Known only as ‘stackoverflowin’, the hacker caused printers to print out messages such as “Your printer is part of a flaming botnet, operating on BTI’s (break the internet) complex infrastructure” and “For the love of God, please close this port, skid” (see below).
The hacker achieved this by writing and running an automated script that searches for open printer ports and sends out print jobs to vulnerable devices. According to the hacker, vulnerable devices include those with IPP (Internet Printing Protocol) ports, LPD (Line Printer Daemon) ports, and port 9100 left open to external connections. The script also uses a remote code execution vulnerability to target Dell Xeon printers.
Later, the hacker assured that there was no actual botnet and that the intention was to create awareness about device security.

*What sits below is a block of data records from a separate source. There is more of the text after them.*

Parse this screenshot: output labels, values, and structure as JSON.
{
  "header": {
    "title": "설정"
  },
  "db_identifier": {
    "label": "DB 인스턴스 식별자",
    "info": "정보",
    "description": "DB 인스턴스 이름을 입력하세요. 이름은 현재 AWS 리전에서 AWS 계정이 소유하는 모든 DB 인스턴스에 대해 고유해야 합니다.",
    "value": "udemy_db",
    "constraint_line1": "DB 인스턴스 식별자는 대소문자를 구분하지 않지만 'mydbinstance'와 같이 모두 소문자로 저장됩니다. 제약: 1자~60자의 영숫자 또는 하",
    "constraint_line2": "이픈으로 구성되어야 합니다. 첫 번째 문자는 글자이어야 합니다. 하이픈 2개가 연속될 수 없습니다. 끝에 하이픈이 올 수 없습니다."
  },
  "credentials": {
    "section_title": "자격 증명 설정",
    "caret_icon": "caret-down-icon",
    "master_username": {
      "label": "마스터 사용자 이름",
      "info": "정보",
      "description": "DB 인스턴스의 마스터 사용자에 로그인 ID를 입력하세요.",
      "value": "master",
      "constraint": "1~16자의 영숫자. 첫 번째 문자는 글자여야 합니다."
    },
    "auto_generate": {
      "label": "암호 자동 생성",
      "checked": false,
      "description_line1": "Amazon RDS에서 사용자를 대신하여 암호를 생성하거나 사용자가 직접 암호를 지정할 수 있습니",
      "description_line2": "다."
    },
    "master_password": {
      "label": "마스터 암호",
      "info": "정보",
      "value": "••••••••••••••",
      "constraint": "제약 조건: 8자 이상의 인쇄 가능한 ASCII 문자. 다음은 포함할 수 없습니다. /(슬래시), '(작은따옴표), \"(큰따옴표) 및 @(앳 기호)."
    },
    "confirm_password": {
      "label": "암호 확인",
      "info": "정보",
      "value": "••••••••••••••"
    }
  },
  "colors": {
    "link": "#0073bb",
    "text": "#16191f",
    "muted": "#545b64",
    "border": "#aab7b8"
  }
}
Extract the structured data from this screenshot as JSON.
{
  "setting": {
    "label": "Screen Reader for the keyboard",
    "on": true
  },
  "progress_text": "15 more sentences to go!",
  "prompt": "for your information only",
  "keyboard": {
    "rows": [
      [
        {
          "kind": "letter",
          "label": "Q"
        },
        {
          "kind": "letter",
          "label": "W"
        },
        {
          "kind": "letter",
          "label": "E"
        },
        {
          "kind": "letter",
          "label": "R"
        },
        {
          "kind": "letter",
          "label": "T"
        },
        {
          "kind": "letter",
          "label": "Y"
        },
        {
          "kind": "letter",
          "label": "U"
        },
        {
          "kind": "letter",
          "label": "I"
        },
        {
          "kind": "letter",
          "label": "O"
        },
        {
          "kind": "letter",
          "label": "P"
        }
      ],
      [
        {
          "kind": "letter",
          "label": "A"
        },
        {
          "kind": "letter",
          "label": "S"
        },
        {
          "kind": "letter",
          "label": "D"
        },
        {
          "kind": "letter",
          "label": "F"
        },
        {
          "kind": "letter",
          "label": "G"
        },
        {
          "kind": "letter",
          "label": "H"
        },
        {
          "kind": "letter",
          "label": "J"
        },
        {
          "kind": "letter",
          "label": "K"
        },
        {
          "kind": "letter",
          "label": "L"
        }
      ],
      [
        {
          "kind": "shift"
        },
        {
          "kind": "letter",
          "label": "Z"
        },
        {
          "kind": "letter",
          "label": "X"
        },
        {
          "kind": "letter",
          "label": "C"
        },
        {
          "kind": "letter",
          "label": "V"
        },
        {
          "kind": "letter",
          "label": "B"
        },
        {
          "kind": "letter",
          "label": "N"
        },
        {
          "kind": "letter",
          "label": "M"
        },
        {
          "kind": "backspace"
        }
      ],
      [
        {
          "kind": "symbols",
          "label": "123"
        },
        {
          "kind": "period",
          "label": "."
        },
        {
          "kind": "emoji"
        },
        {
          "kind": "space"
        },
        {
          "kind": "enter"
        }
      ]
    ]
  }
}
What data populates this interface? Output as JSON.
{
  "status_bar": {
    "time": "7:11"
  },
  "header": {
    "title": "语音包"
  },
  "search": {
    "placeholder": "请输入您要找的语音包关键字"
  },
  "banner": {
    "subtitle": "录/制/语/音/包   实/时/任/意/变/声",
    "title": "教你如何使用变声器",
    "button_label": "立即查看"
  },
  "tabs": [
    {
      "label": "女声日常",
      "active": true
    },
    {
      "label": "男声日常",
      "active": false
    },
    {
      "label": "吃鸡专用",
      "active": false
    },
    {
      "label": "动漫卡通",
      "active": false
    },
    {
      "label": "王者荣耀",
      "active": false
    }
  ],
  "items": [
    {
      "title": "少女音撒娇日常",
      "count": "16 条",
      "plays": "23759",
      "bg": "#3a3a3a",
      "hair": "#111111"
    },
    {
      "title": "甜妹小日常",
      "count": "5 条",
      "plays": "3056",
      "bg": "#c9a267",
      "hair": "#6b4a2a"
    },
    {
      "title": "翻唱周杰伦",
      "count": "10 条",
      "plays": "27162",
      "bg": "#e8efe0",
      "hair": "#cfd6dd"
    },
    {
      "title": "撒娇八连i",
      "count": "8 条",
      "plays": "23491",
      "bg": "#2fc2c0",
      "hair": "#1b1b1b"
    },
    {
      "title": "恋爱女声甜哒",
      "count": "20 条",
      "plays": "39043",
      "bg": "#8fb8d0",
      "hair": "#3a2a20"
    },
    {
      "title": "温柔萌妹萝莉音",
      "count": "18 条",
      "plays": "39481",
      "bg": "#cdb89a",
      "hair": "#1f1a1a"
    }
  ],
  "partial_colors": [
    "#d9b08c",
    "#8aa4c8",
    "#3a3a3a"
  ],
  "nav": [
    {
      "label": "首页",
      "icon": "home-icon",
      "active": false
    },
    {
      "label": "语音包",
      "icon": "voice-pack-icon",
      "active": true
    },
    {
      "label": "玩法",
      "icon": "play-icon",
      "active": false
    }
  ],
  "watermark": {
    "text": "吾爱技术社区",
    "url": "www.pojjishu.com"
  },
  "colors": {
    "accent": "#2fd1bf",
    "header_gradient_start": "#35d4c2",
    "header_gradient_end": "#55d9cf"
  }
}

The hack followed the release of work from Ruhr University researchers that showed vulnerabilities in internet-connected printers across the board, as well as their release of a ‘printer exploitation toolkit’, which enables users to attempt to hack their own printers to determine if they are vulnerable.